The world Health Organization has said that Ebola has seized from being an “extraordinary health event” since the spreading of the virus is low.
What this implies is that for those that live outside the affected countries, the disease is no more a significant threat to public health.
Guinea is still experiencing a small cluster of cases, but Liberia and Sierra Leone have not witnessed the same in months now.
But experts say countries must remain vigilant for new flare ups of Ebola.
Ever since the disease was declared to be under control by the WHO, 12 cases of it have occurred. The most recent happened on 17th March in Guinea but it was quickl contained.
All the initial Ebola transmission chains have come to a completion in the 3 West African countries that got hit hard by the disease.
For Ebola to spread, it needs a close physical contact. The virus thrives in bodily fluids such as vomit, saliva and blood. Therefore, the care-givers to the infected stand a huge chance of being infected.
The semen of the male survivors has also been detected to contain the virus. WHO says that a international and national sensitization is needed so as to check the semen of the survivors and figure out if they can spread the infection.
Similarly, the usage of Ebola vaccine should be continued for those who will be intimate and close to the survivors who may still be the virus.

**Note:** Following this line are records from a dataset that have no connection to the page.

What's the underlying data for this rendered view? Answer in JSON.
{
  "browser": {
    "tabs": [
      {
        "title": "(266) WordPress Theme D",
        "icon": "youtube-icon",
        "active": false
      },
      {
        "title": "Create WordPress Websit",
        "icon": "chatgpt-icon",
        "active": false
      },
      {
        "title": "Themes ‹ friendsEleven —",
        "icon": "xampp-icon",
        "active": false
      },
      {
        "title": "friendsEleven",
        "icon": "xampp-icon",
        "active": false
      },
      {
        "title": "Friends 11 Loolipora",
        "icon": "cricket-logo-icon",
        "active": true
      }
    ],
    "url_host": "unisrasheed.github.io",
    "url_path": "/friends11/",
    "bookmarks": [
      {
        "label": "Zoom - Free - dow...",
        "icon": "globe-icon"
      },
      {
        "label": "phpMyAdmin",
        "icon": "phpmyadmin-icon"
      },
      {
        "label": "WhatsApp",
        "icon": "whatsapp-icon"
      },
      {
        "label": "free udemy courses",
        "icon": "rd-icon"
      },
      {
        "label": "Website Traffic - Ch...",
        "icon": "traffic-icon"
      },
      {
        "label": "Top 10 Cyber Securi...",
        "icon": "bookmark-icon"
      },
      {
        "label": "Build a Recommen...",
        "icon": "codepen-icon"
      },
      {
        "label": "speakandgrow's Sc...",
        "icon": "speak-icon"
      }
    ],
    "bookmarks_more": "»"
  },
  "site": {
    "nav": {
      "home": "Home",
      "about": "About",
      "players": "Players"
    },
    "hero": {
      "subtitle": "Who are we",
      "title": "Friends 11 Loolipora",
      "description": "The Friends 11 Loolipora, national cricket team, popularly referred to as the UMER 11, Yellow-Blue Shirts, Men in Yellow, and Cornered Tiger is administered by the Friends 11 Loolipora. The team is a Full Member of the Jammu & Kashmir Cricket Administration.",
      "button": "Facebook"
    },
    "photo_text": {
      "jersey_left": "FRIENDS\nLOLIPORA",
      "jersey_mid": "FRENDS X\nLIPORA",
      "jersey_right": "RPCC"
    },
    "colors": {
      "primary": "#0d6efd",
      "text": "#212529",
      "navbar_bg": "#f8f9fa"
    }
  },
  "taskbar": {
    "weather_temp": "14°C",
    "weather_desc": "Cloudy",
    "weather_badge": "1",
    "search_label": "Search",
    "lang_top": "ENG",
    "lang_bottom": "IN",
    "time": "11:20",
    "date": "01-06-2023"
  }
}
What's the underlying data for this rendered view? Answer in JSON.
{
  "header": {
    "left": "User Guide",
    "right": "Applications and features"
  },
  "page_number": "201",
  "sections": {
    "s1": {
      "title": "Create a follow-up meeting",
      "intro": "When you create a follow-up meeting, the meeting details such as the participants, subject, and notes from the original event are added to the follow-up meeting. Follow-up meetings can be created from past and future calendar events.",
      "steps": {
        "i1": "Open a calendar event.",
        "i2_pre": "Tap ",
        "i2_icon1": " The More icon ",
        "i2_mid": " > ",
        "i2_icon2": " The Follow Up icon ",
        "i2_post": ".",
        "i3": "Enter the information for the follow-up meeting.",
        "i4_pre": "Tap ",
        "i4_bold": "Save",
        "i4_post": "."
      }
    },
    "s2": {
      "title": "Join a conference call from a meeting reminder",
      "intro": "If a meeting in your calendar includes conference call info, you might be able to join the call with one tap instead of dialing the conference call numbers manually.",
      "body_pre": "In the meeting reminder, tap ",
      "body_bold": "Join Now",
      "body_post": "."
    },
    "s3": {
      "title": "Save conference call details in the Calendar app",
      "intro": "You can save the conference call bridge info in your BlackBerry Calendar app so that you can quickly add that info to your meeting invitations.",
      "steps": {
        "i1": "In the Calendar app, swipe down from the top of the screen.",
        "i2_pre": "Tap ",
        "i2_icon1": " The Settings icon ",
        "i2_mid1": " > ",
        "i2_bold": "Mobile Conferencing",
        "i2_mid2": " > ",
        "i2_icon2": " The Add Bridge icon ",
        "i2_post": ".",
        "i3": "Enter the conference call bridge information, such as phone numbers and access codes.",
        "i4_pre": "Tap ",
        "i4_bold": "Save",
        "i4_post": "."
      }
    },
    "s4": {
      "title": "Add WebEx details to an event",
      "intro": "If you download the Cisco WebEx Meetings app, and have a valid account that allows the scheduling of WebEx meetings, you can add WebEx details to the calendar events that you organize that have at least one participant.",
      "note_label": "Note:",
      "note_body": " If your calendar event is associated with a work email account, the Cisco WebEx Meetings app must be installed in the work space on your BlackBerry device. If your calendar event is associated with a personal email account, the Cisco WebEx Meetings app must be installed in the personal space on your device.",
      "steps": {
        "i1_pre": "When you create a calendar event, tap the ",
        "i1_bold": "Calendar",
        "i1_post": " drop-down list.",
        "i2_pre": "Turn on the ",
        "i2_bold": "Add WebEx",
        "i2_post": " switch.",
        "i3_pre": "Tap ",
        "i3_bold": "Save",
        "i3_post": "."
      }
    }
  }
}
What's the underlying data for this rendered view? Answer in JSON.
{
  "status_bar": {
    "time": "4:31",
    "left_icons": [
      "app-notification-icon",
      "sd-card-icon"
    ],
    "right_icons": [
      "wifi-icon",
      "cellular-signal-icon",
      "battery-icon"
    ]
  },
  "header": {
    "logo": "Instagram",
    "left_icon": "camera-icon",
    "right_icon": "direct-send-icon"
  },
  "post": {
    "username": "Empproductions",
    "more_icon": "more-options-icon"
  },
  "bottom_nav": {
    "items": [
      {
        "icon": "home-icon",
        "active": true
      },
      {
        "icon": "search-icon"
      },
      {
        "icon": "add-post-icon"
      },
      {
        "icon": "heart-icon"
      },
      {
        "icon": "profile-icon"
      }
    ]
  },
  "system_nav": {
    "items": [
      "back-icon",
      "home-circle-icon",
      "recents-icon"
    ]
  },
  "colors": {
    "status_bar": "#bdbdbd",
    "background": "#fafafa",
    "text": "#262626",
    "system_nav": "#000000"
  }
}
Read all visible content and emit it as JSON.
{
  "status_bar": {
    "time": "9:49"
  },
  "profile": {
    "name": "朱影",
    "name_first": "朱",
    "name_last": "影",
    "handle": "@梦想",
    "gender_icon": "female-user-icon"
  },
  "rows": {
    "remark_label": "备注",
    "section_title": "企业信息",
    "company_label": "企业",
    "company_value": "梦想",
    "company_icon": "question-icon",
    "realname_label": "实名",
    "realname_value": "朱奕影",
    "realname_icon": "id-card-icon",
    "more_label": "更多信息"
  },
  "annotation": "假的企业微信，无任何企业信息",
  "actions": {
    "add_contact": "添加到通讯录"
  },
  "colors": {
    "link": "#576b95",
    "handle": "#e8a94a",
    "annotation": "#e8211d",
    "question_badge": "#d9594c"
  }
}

But there should be no restrictions on travel and trade with Guinea, Liberia and Sierra Leone – any such measures should be lifted immediately, it says.